November 24th, 2012
That Rob Liefeld, back at Image and having somewhat rehabilitated himself this past decade, would attempt to restart his old nineties titles was expected. That he even would get back to Prophet wasn’t much of a suprise either, but that the new Prophet would become a cult success and a critical hit, that I never suspected. I don’t really remember the original Prophet, just another of Liefeld’s Cable clones, akk hip pouches and big guns, that got his fifteen minutes of fame thanks to Wizard hype with nothing to distinguish it from the dozens of other Liefeldian creations published back then.

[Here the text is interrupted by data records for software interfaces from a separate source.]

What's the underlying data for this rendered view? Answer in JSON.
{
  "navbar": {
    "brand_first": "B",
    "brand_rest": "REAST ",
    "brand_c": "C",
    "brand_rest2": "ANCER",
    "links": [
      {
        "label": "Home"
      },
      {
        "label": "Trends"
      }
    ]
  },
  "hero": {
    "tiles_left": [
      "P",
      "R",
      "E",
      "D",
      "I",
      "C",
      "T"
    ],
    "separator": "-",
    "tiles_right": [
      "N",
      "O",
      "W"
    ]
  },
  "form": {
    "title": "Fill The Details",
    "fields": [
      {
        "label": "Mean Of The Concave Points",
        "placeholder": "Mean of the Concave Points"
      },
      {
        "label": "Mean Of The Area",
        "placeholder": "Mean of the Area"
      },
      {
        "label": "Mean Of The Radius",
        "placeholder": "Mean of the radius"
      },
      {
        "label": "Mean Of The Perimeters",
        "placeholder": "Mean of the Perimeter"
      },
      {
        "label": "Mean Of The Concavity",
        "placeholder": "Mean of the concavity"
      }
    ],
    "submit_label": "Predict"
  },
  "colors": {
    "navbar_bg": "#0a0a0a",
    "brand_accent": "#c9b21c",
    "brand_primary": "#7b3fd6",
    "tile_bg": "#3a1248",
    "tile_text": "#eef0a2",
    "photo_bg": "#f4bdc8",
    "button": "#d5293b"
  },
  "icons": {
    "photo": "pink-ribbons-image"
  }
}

The second time around Prophet has nothing of Liefeld in it anymore, with the only thing surviving from the original series being the title and John Prophet’s general appearance, sans hip pouches. Apart from that nothing connects the two series.

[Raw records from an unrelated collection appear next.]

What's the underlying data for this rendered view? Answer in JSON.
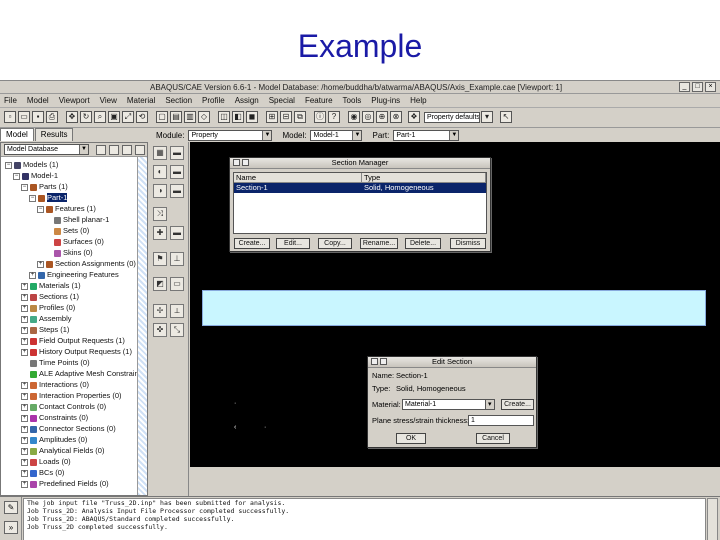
{
  "slide": {
    "title": "Example"
  },
  "window": {
    "title": "ABAQUS/CAE Version 6.6-1 - Model Database: /home/buddha/b/atwarma/ABAQUS/Axis_Example.cae [Viewport: 1]",
    "menu": [
      "File",
      "Model",
      "Viewport",
      "View",
      "Material",
      "Section",
      "Profile",
      "Assign",
      "Special",
      "Feature",
      "Tools",
      "Plug-ins",
      "Help"
    ],
    "toolbar_select": "Property defaults"
  },
  "tabs": [
    "Model",
    "Results"
  ],
  "context": {
    "module_label": "Module:",
    "module_value": "Property",
    "model_label": "Model:",
    "model_value": "Model-1",
    "part_label": "Part:",
    "part_value": "Part-1"
  },
  "tree": {
    "selector": "Model Database",
    "rows": [
      "Models (1)",
      "Model-1",
      "Parts (1)",
      "Part-1",
      "Features (1)",
      "Shell planar-1",
      "Sets (0)",
      "Surfaces (0)",
      "Skins (0)",
      "Section Assignments (0)",
      "Engineering Features",
      "Materials (1)",
      "Sections (1)",
      "Profiles (0)",
      "Assembly",
      "Steps (1)",
      "Field Output Requests (1)",
      "History Output Requests (1)",
      "Time Points (0)",
      "ALE Adaptive Mesh Constraints",
      "Interactions (0)",
      "Interaction Properties (0)",
      "Contact Controls (0)",
      "Constraints (0)",
      "Connector Sections (0)",
      "Amplitudes (0)",
      "Analytical Fields (0)",
      "Loads (0)",
      "BCs (0)",
      "Predefined Fields (0)"
    ]
  },
  "section_manager": {
    "title": "Section Manager",
    "columns": [
      "Name",
      "Type"
    ],
    "row": {
      "name": "Section-1",
      "type": "Solid, Homogeneous"
    },
    "buttons": [
      "Create...",
      "Edit...",
      "Copy...",
      "Rename...",
      "Delete...",
      "Dismiss"
    ]
  },
  "edit_section": {
    "title": "Edit Section",
    "name_label": "Name:",
    "name_value": "Section-1",
    "type_label": "Type:",
    "type_value": "Solid, Homogeneous",
    "material_label": "Material:",
    "material_value": "Material-1",
    "create_button": "Create...",
    "thickness_label": "Plane stress/strain thickness:",
    "thickness_value": "1",
    "ok_button": "OK",
    "cancel_button": "Cancel"
  },
  "messages": [
    "The job input file \"Truss_2D.inp\" has been submitted for analysis.",
    "Job Truss_2D: Analysis Input File Processor completed successfully.",
    "Job Truss_2D: ABAQUS/Standard completed successfully.",
    "Job Truss_2D completed successfully."
  ]
}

I don’t know the people behind the new series: Brandon Graham, the main writer and Simon Roy, Farel Dalrympie, Giannis Milonogiannis, the artists, with Brandon also lending a hand to the art for one chapter. Never heard of them before this, never read anything they’ve done, all I know is one thing. Somebody must’ve read a lot of French seventies science fiction comics.
It’s the art that you notice this first. It’s rare for artists working in American comics to be this influenced by European art rather than Japanese manga, especially in a science fiction series like this, but the names that come up to compare with are people like Enki Bilal, Philippe Druillet, Paul Gillon, J. C. Mezieres, Jean Claude Forest, and of course Moebius.The designs of the aliens, the vehicles, the flora and fauna of the far future Earth, the slightly trippy setting and matter of fact protagonist, it could’ve been a serial in mid-seventies Métal Hurlant.
The story too is very Métal Hurlant like: Prophet awakes in an underground pod, on a far future Earth unfamiliar to him, a voice in his head urging him to travel East. The country he travels through is devoid of familiar live, taken over by various aliens, bearing the scars of long ago wars. Over the course of the first three chapters it turns out Prophet’s task is to restore the Earth Empire by activating the G.O.D. satellite. His task complete, we learn that he is but one of a legion of clone brothers, as John Prophets all over the galaxy awaken and the action shifts elsewhere.
In all, I’ve no idea how these people got their seventies French sci-fi romp wedged into a nineties Image superhero title, or why, but I’m glad they did. This is a brilliant, original series like nothing else being published and while I keep harping on about how much it reminds me of something like Exterminator 17 e.g., the thing is that this is not an exercise in nostalgia, but something modern, something new, something that hasn’t really been done before. This is actually a series you may want to read as it comes out, rather than wait for the trades.